Choctaw Durant gets started on $500-million expansionThe Choctaw Casino & Resort in Durant, Oklahoma is getting a major facelift. The venue, which is owned and operated by the Choctaw Nation of Oklahoma, started a major expansion plan last Thursday that will ultimately see over 1,000 new hotel rooms and additional amenities when the upgrade is complete by the second quarter of 2021. The project is expected to cost the tribe around $500 million by the time everything is finished.

The tribe first announced the expansion last fall, an upgrade to a resort that first opened its doors in 2006. It was then called the Choctaw Casino and only offered a casino that measured 100,000 square feet. Four years later, the Choctaw added a 12-story hotel tower, dubbed the Grand Tower, as part of the continued growth of the project.

Seven years ago, the Choctaw Nation renovated and reopened the Choctaw Inn and the Choctaw Lodge in Durant, as well. In 2015, the tribe expanded its offerings in the city, adding a new hotel tower and spa, the Grand Theater and a family entertainment center called The District.

The new expansion project at the Choctaw Casino & Resort will be the fourth major project the venue has seen. Construction is being led by a subsidiary of the Tutor Perini general contracting firm and will see the resort ultimately be able to offer 1,600 hotel rooms, an expanded casino floor, new pools, more retail, dining and entertainment options and a new parking garage.

According to previous comments by the chief of Choctaw Nation, Gary Batton, the property is going to be the “starting point for many wonderful things” for the people and that the tribe is grateful that it can continue to grow with the community “and improve the lives of [their] tribal and community members.”

When the expansion is complete, the venue will be able to put 1,000 more residents to work. Currently, the resort employs almost 2,800 people. Durant City Manager Tim Rundel explains, “We know a thousand more jobs is going to make a very positive impact to our community. We like to say, ‘We live by sales tax,’ so this is going to be a good thing for us.”

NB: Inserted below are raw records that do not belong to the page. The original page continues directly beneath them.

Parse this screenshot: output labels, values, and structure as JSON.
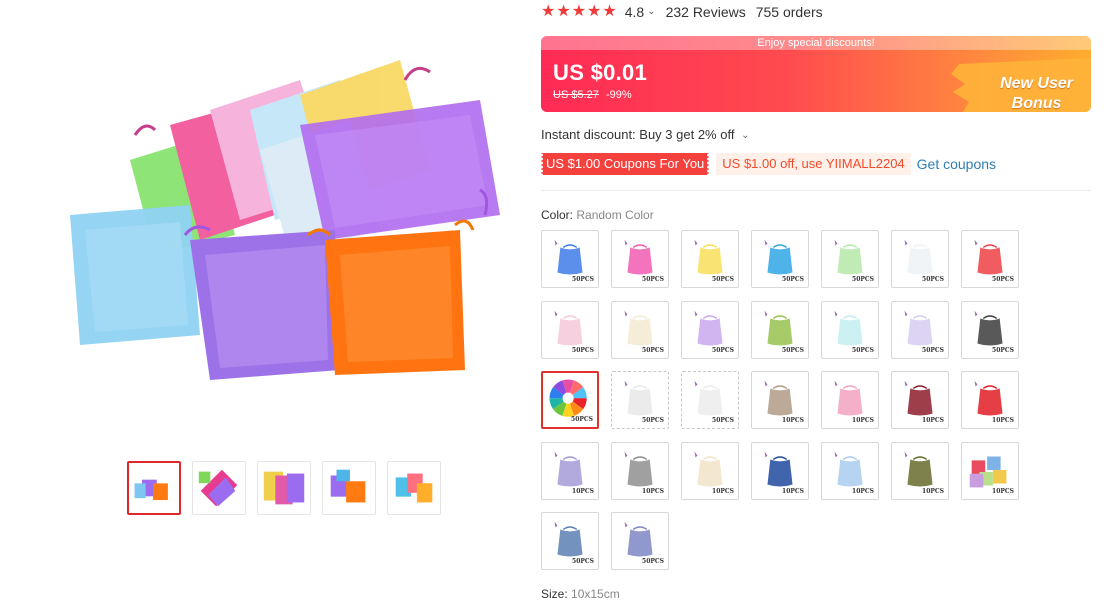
{
  "rating": {
    "stars": 5,
    "value": "4.8",
    "reviews": "232 Reviews",
    "orders": "755 orders"
  },
  "price": {
    "banner_note": "Enjoy special discounts!",
    "current": "US $0.01",
    "original": "US $5.27",
    "discount": "-99%",
    "bonus_line1": "New User",
    "bonus_line2": "Bonus"
  },
  "instant_discount": "Instant discount: Buy 3 get 2% off",
  "coupons": {
    "store_coupon": "US $1.00 Coupons For You",
    "code_coupon": "US $1.00 off, use YIIMALL2204",
    "get_link": "Get coupons"
  },
  "color": {
    "label": "Color:",
    "value": "Random Color"
  },
  "size": {
    "label": "Size:",
    "value": "10x15cm"
  },
  "thumbnails": [
    {
      "colors": [
        "#9b6cf0",
        "#ff7b12",
        "#7cc6ef"
      ]
    },
    {
      "colors": [
        "#e63b8f",
        "#9b6cf0",
        "#7fd85a"
      ]
    },
    {
      "colors": [
        "#f0d04a",
        "#e25aa8",
        "#9b6cf0"
      ]
    },
    {
      "colors": [
        "#9b6cf0",
        "#ff7b12",
        "#4fb5e8"
      ]
    },
    {
      "colors": [
        "#4fc0e8",
        "#ff6f7f",
        "#ffae2a"
      ]
    }
  ],
  "swatches": [
    {
      "color": "#3f7be8",
      "qty": "50PCS"
    },
    {
      "color": "#f15ab2",
      "qty": "50PCS"
    },
    {
      "color": "#f7de5a",
      "qty": "50PCS"
    },
    {
      "color": "#2fa6e5",
      "qty": "50PCS"
    },
    {
      "color": "#b6e8a8",
      "qty": "50PCS"
    },
    {
      "color": "#eef2f6",
      "qty": "50PCS"
    },
    {
      "color": "#ef3f45",
      "qty": "50PCS"
    },
    {
      "color": "#f6c8da",
      "qty": "50PCS"
    },
    {
      "color": "#f3ead0",
      "qty": "50PCS"
    },
    {
      "color": "#c9a8ee",
      "qty": "50PCS"
    },
    {
      "color": "#98c24e",
      "qty": "50PCS"
    },
    {
      "color": "#c2eef0",
      "qty": "50PCS"
    },
    {
      "color": "#d7cdf2",
      "qty": "50PCS"
    },
    {
      "color": "#3c3c3c",
      "qty": "50PCS"
    },
    {
      "color": "rainbow",
      "qty": "50PCS"
    },
    {
      "color": "#e8e8e8",
      "qty": "50PCS"
    },
    {
      "color": "#ececec",
      "qty": "50PCS"
    },
    {
      "color": "#b09a85",
      "qty": "10PCS"
    },
    {
      "color": "#f2a2be",
      "qty": "10PCS"
    },
    {
      "color": "#8c1c2a",
      "qty": "10PCS"
    },
    {
      "color": "#e01c24",
      "qty": "10PCS"
    },
    {
      "color": "#a59ad6",
      "qty": "10PCS"
    },
    {
      "color": "#8f8f8f",
      "qty": "10PCS"
    },
    {
      "color": "#f2e3c8",
      "qty": "10PCS"
    },
    {
      "color": "#1f4a9e",
      "qty": "10PCS"
    },
    {
      "color": "#a9cbee",
      "qty": "10PCS"
    },
    {
      "color": "#676b2c",
      "qty": "10PCS"
    },
    {
      "color": "mixed",
      "qty": "10PCS"
    },
    {
      "color": "#5a7fb3",
      "qty": "50PCS"
    },
    {
      "color": "#7d86c4",
      "qty": "50PCS"
    }
  ],
  "theme": {
    "accent": "#e0312c",
    "link": "#2f7fb5",
    "star": "#f03a3a"
  }
}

Comments

views and opinions expressed are those of the author and do not necessarily reflect those of CalvinAyre.com